**Prompt:**
Every line of the entries below that mentions "katoen" is to be copied out.

**Dataset excerpts:**

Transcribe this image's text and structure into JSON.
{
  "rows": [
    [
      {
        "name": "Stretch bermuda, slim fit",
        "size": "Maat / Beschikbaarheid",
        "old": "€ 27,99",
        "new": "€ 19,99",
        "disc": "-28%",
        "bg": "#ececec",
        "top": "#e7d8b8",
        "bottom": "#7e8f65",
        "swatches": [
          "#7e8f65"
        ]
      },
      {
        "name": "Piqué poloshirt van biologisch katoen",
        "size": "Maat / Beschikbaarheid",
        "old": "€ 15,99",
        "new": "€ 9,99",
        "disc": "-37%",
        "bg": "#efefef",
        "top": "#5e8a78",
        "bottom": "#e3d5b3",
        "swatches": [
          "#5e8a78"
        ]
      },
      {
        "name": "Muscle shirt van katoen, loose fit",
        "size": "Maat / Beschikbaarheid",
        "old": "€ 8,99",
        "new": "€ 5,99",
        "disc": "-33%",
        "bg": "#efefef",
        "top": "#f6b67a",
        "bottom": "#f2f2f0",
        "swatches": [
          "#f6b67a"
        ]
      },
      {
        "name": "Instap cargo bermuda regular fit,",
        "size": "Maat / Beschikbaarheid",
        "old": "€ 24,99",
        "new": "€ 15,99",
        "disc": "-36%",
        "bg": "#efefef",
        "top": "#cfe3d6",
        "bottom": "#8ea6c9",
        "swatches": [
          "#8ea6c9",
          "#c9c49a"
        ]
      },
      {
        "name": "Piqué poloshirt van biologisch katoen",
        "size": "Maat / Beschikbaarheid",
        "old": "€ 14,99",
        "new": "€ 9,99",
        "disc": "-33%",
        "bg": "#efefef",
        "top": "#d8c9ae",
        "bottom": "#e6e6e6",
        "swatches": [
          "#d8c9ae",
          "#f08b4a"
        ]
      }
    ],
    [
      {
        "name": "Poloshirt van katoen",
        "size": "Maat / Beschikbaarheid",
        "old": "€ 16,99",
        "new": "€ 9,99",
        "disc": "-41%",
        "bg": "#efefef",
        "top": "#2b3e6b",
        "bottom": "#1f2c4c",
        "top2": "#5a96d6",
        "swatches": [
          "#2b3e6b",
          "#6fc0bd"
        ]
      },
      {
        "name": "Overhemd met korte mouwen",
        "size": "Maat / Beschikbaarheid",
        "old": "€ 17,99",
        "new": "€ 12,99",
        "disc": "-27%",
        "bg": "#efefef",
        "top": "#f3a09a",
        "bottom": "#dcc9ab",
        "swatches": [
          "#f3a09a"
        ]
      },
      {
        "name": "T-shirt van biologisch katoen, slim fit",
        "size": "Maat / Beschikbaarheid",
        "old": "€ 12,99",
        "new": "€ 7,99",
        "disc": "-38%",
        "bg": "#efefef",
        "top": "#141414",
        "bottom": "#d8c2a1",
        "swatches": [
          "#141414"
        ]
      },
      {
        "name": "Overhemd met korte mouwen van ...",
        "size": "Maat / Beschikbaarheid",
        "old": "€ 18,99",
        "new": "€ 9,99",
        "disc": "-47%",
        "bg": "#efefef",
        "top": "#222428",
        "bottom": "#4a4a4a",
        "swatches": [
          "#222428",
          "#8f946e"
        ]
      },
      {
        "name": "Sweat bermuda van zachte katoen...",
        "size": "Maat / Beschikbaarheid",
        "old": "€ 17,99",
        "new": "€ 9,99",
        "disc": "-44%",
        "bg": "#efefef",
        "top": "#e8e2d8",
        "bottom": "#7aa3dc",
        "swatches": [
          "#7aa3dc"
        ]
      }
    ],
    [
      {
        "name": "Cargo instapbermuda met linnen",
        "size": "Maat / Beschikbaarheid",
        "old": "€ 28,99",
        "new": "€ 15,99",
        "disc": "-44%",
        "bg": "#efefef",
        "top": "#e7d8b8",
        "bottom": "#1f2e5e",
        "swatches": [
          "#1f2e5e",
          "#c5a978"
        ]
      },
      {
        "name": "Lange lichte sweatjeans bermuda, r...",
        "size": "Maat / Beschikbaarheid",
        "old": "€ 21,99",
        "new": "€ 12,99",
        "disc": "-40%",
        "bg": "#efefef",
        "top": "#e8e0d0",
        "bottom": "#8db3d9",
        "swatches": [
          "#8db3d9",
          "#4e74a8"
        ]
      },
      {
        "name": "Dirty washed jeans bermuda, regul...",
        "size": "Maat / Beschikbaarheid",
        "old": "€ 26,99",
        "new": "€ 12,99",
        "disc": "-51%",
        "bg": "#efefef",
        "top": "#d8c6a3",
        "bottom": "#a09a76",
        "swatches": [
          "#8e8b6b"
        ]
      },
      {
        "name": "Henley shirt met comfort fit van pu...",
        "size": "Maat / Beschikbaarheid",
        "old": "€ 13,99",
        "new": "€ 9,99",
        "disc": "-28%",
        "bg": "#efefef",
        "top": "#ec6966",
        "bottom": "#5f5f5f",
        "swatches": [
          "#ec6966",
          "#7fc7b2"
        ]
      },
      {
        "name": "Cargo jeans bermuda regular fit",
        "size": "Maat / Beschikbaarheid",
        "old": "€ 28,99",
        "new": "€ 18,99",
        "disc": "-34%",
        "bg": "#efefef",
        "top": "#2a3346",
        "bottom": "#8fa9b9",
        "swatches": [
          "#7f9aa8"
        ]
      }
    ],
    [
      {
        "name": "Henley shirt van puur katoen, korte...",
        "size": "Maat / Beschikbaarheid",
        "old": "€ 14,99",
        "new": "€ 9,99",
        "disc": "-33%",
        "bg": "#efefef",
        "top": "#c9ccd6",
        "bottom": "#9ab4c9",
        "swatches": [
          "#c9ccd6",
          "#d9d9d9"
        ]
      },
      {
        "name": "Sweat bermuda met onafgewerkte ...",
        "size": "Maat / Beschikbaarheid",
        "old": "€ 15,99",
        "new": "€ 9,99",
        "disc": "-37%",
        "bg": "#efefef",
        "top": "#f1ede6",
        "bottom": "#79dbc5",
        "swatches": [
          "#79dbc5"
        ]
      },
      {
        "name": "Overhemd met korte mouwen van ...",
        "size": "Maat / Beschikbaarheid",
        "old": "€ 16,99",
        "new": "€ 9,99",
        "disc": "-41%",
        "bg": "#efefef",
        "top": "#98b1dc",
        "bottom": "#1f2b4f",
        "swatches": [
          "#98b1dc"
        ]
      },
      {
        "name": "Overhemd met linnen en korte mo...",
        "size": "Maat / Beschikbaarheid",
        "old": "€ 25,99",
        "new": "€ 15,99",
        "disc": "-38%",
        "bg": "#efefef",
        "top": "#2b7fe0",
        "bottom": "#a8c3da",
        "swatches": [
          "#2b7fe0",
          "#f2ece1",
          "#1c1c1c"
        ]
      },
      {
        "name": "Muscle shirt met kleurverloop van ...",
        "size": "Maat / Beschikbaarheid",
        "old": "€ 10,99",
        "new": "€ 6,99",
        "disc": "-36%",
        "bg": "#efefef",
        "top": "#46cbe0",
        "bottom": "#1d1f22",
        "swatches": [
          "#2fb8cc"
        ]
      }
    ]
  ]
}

**Output of the exercise:**
        "name": "Piqué poloshirt van biologisch katoen",
        "name": "Muscle shirt van katoen, loose fit",
        "name": "Piqué poloshirt van biologisch katoen",
        "name": "Poloshirt van katoen",
        "name": "T-shirt van biologisch katoen, slim fit",
        "name": "Sweat bermuda van zachte katoen...",
        "name": "Henley shirt van puur katoen, korte...",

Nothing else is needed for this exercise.